repaired after delivery. A stronger set of abdominals will also make the labour and delivery more efficient, as they will make getting your strength back (and your figure!) after the birth. However,
it is also very important to know the best way of strengthening the
abdominals without increasing the bearing down strain on your already
heavily loaded pelvic floor.
3. Softening of the spinal and pelvic ligaments through the influence of hormones
During the late stages of pregnancy the female body gets ready labour by releasing a hormone call 'relaxin' that softens the lumbar and pelvic ligaments. The weakening allows bones of the pelvic to separate slightly to let the baby's head pass through more easily. At this time the mother's body feels weaker and sloppier ~ even more clumsy as it subtly adjusts to its altered centre of mass ~ and it may be relatively easy, especially as fitness levels drop, to suffer a minor (or major) mechanical back straining incident.
Remember, bending down to cradle and lift your baby is good for your back! A newborn baby is the ideal weight to make you strong again after delivery
Bending 'normally' works the lower (intrinsic) back muscles, the pelvic floor and the abdominal muscles in perfectly synchronised harmony in a way that gathers everything together and allows the ligaments to tighten up again.
Contrary to public opinion, the mother bending over a newborn in a crib is the best way of her getting strong and pain-free again. This information is particularly important for young mothers who have suffered lower back pain in pregnancy and have been advised to keep their back straight.
A newborn baby weighs say between 6-8lbs. Lifting a baby of this weight is the ideal weight to start the strengthening process of the lower back and pelvis. It is just as important in cases of sciatica during pregnancy.

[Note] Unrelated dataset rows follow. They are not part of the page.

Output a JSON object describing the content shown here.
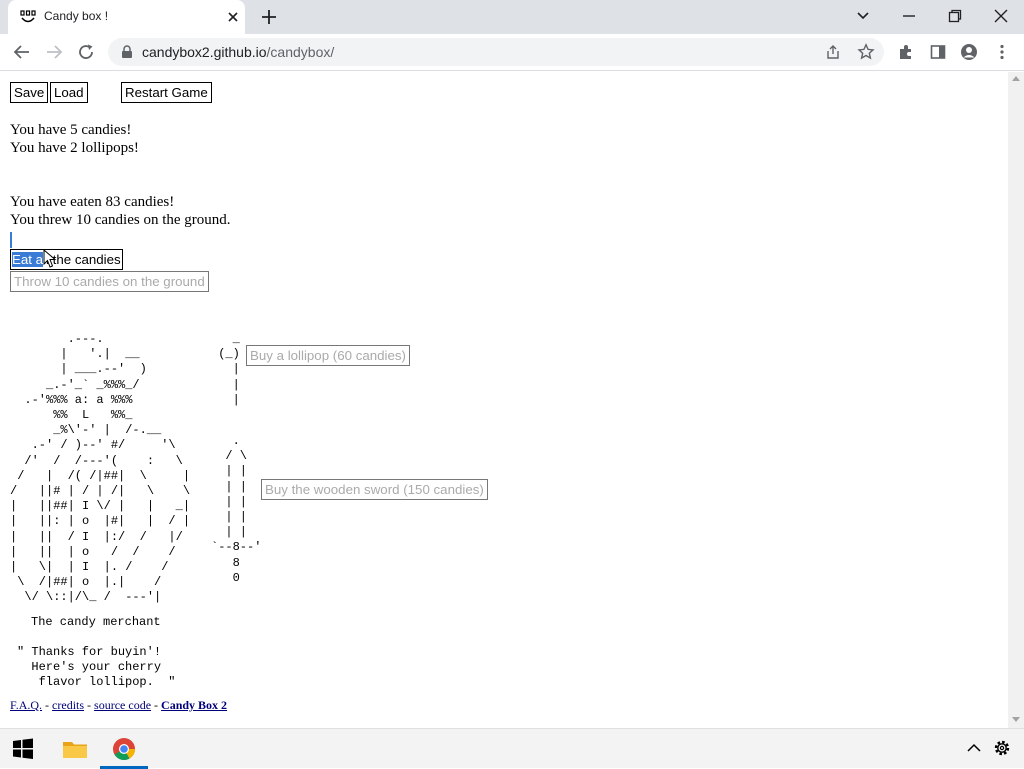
{
  "browser": {
    "tab_title": "Candy box !",
    "url_host": "candybox2.github.io",
    "url_path": "/candybox/"
  },
  "controls": {
    "save_label": "Save",
    "load_label": "Load",
    "restart_label": "Restart Game"
  },
  "status": {
    "candies": "You have 5 candies!",
    "lollipops": "You have 2 lollipops!",
    "eaten": "You have eaten 83 candies!",
    "thrown": "You threw 10 candies on the ground."
  },
  "actions": {
    "eat_selected": "Eat a",
    "eat_rest": "ll the candies",
    "throw_label": "Throw 10 candies on the ground"
  },
  "shop": {
    "lollipop_label": "Buy a lollipop (60 candies)",
    "sword_label": "Buy the wooden sword (150 candies)",
    "merchant_name": "The candy merchant",
    "merchant_speech": "\" Thanks for buyin'!\n  Here's your cherry\n   flavor lollipop.  \""
  },
  "art": {
    "merchant": "        .---.\n       |   '.|  __\n       | ___.--'  )\n     _.-'_` _%%%_/\n  .-'%%% a: a %%%\n      %%  L   %%_\n      _%\\'-' |  /-.__\n   .-' / )--' #/     '\\\n  /'  /  /---'(    :   \\\n /   |  /( /|##|  \\     |\n/   ||# | / | /|   \\    \\\n|   ||##| I \\/ |   |   _|\n|   ||: | o  |#|   |  / |\n|   ||  / I  |:/  /   |/\n|   ||  | o   /  /    /\n|   \\|  | I  |. /    /\n \\  /|##| o  |.|    /\n  \\/ \\::|/\\_ /  ---'|",
    "lollipop": "   _\n (_)\n   |\n   |\n   |",
    "sword": "   .\n  / \\\n  | |\n  | |\n  | |\n  | |\n  | |\n`--8--'\n   8\n   0"
  },
  "footer": {
    "faq": "F.A.Q.",
    "credits": "credits",
    "source": "source code",
    "cb2": "Candy Box 2",
    "sep": " - "
  }
}
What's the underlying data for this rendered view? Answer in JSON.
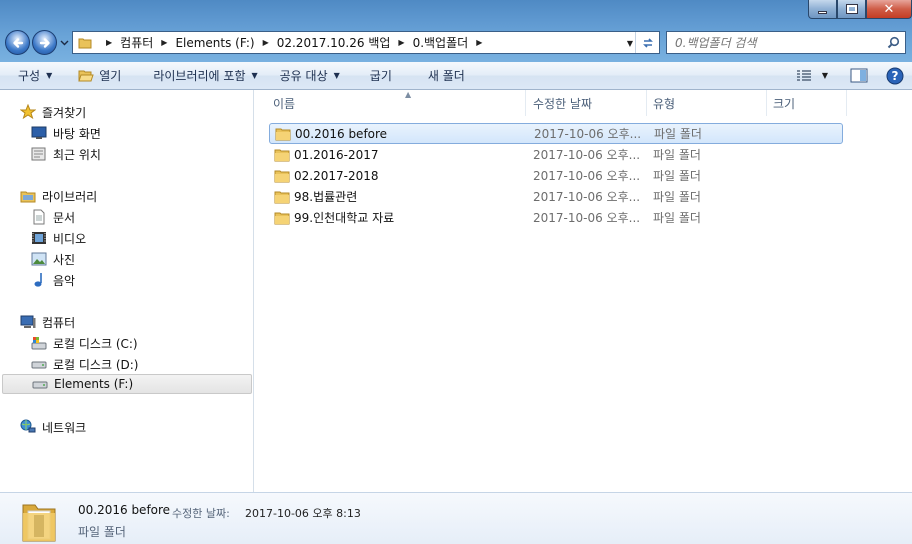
{
  "window": {
    "controls": [
      "minimize-icon",
      "maximize-icon",
      "close-icon"
    ]
  },
  "address": {
    "crumbs": [
      "컴퓨터",
      "Elements (F:)",
      "02.2017.10.26 백업",
      "0.백업폴더"
    ]
  },
  "search": {
    "placeholder": "0.백업폴더 검색"
  },
  "toolbar": {
    "organize": "구성",
    "open": "열기",
    "include_library": "라이브러리에 포함",
    "share_with": "공유 대상",
    "burn": "굽기",
    "new_folder": "새 폴더"
  },
  "nav": {
    "favorites": "즐겨찾기",
    "desktop": "바탕 화면",
    "recent": "최근 위치",
    "libraries": "라이브러리",
    "documents": "문서",
    "videos": "비디오",
    "pictures": "사진",
    "music": "음악",
    "computer": "컴퓨터",
    "drive_c": "로컬 디스크 (C:)",
    "drive_d": "로컬 디스크 (D:)",
    "drive_f": "Elements (F:)",
    "network": "네트워크"
  },
  "columns": {
    "name": "이름",
    "date": "수정한 날짜",
    "type": "유형",
    "size": "크기"
  },
  "files": [
    {
      "name": "00.2016 before",
      "date": "2017-10-06 오후...",
      "type": "파일 폴더"
    },
    {
      "name": "01.2016-2017",
      "date": "2017-10-06 오후...",
      "type": "파일 폴더"
    },
    {
      "name": "02.2017-2018",
      "date": "2017-10-06 오후...",
      "type": "파일 폴더"
    },
    {
      "name": "98.법률관련",
      "date": "2017-10-06 오후...",
      "type": "파일 폴더"
    },
    {
      "name": "99.인천대학교 자료",
      "date": "2017-10-06 오후...",
      "type": "파일 폴더"
    }
  ],
  "details": {
    "name": "00.2016 before",
    "date_label": "수정한 날짜:",
    "date_value": "2017-10-06 오후 8:13",
    "type": "파일 폴더"
  }
}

Bending and lifting normally as a young mother is indeed Nature's way. All you have to remember is to pull the tummy in hard and scrinch up your pelvic floor. You may like to see Sarah Key talking about 'Why Bending is Magic for Backs' in a tailored video on this subject. It is part of the 'Back Pain Treatment Video Package'. In the same video, you will also see Sarah doing the squatting exercises which are another way of relieving back pain during pregnancy.
4. Weight gain and reduced fitness levels through morning sickness
Most women put on weight during pregnancy. Again, this is Nature's way of building up reserves to supply the growing foetus, a hugely demanding presence inside your body, and also preparing her body for breast feeding after the birth.
Pregnancy is not a time for dieting, but it is a time for keeping fit. Specific pregnancy exercises and walking are essential throughout your pregnancy to avoid excessive weight gain. The right pregnancy exercises will make you stronger and your delivery easier. They will also allow you to get back your normal size and shape more quickly after the birth.
Read about the 7 Best Exercises for Lower Back Pain During Pregnancy
Read about Sciatica and Pregnancy
Read about the 7 Best Stretches for Sciatica During Pregnancy
You can choose from many different videos and packages here.
Order your book and BackBlock packages from the Online Store
We recommend you buy individual books from Amazon. Please choose your selection below.